Task:
Report how many lines in the records carry the string "Schoon", and give no further text.
··· Supplied material
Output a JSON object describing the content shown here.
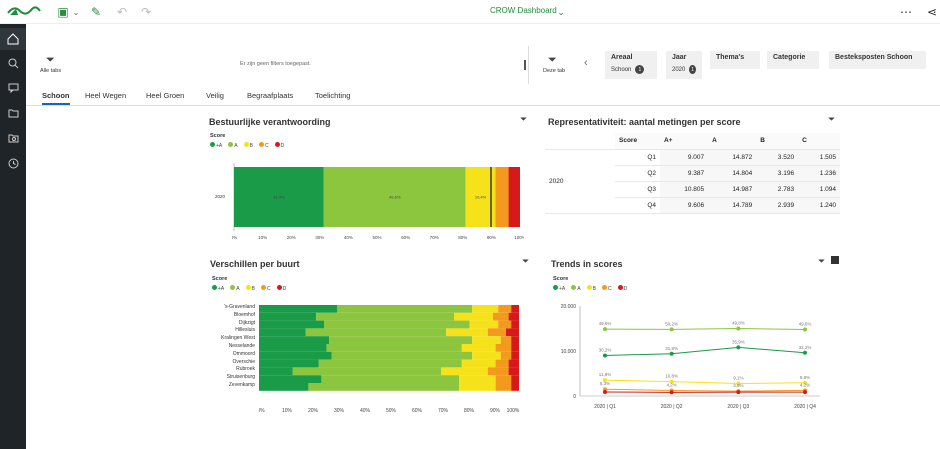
{
  "app": {
    "title": "CROW Dashboard"
  },
  "filters": {
    "left_label": "Alle tabs",
    "empty_text": "Er zijn geen filters toegepast.",
    "right_label": "Deze tab",
    "chips": [
      {
        "label": "Areaal",
        "value": "Schoon",
        "count": "1"
      },
      {
        "label": "Jaar",
        "value": "2020",
        "count": "1"
      },
      {
        "label": "Thema's"
      },
      {
        "label": "Categorie"
      },
      {
        "label": "Besteksposten Schoon"
      }
    ]
  },
  "tabs": [
    "Schoon",
    "Heel Wegen",
    "Heel Groen",
    "Veilig",
    "Begraafplaats",
    "Toelichting"
  ],
  "colors": {
    "aplus": "#1a9b48",
    "a": "#8cc63f",
    "b": "#f5e21a",
    "c": "#f39a1e",
    "d": "#d7191c"
  },
  "panels": {
    "p1": {
      "title": "Bestuurlijke verantwoording",
      "legend_title": "Score",
      "year": "2020",
      "legend": [
        "+A",
        "A",
        "B",
        "C",
        "D"
      ],
      "segments": [
        {
          "key": "aplus",
          "value": 31.4,
          "label": "31,4%"
        },
        {
          "key": "a",
          "value": 49.6,
          "label": "49,6%"
        },
        {
          "key": "b",
          "value": 10.4,
          "label": "10,4%"
        },
        {
          "key": "c",
          "value": 4.6,
          "label": "4,6%"
        },
        {
          "key": "d",
          "value": 4.0,
          "label": "4,0%"
        }
      ],
      "xticks": [
        "0%",
        "10%",
        "20%",
        "30%",
        "40%",
        "50%",
        "60%",
        "70%",
        "80%",
        "90%",
        "100%"
      ]
    },
    "p2": {
      "title": "Representativiteit: aantal metingen per score",
      "headers": [
        "Score",
        "A+",
        "A",
        "B",
        "C"
      ],
      "year": "2020",
      "rows": [
        {
          "q": "Q1",
          "v": [
            "9.007",
            "14.872",
            "3.520",
            "1.505"
          ]
        },
        {
          "q": "Q2",
          "v": [
            "9.387",
            "14.804",
            "3.196",
            "1.236"
          ]
        },
        {
          "q": "Q3",
          "v": [
            "10.805",
            "14.987",
            "2.783",
            "1.094"
          ]
        },
        {
          "q": "Q4",
          "v": [
            "9.606",
            "14.789",
            "2.939",
            "1.240"
          ]
        }
      ]
    },
    "p3": {
      "title": "Verschillen per buurt",
      "legend_title": "Score",
      "legend": [
        "+A",
        "A",
        "B",
        "C",
        "D"
      ],
      "buurten": [
        "'s-Gravenland",
        "Bloemhof",
        "Dijkzigt",
        "Hillesluis",
        "Kralingen West",
        "Nesselande",
        "Ommoord",
        "Overschie",
        "Rubroek",
        "Struisenburg",
        "Zevenkamp"
      ],
      "xticks": [
        "0%",
        "10%",
        "20%",
        "30%",
        "40%",
        "50%",
        "60%",
        "70%",
        "80%",
        "90%",
        "100%"
      ]
    },
    "p4": {
      "title": "Trends in scores",
      "legend_title": "Score",
      "legend": [
        "+A",
        "A",
        "B",
        "C",
        "D"
      ],
      "yticks": [
        "20.000",
        "10.000",
        "0"
      ],
      "xticks": [
        "2020 | Q1",
        "2020 | Q2",
        "2020 | Q3",
        "2020 | Q4"
      ]
    }
  },
  "chart_data": [
    {
      "type": "bar",
      "title": "Bestuurlijke verantwoording",
      "categories": [
        "2020"
      ],
      "series": [
        {
          "name": "+A",
          "values": [
            31.4
          ]
        },
        {
          "name": "A",
          "values": [
            49.6
          ]
        },
        {
          "name": "B",
          "values": [
            10.4
          ]
        },
        {
          "name": "C",
          "values": [
            4.6
          ]
        },
        {
          "name": "D",
          "values": [
            4.0
          ]
        }
      ]
    },
    {
      "type": "line",
      "title": "Trends in scores",
      "x": [
        "2020 | Q1",
        "2020 | Q2",
        "2020 | Q3",
        "2020 | Q4"
      ],
      "series": [
        {
          "name": "A",
          "values": [
            14872,
            14804,
            14987,
            14789
          ],
          "labels": [
            "49,6%",
            "50,2%",
            "49,8%",
            "49,6%"
          ]
        },
        {
          "name": "+A",
          "values": [
            9007,
            9387,
            10805,
            9606
          ],
          "labels": [
            "30,2%",
            "31,8%",
            "35,9%",
            "32,2%"
          ]
        },
        {
          "name": "B",
          "values": [
            3520,
            3196,
            2783,
            2939
          ],
          "labels": [
            "11,8%",
            "10,8%",
            "9,1%",
            "9,8%"
          ]
        },
        {
          "name": "C",
          "values": [
            1505,
            1236,
            1094,
            1240
          ],
          "labels": [
            "5,3%",
            "4,2%",
            "3,6%",
            "4,2%"
          ]
        },
        {
          "name": "D",
          "values": [
            900,
            800,
            850,
            870
          ]
        }
      ],
      "ylim": [
        0,
        20000
      ]
    }
  ]
}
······
Exercise solution:
3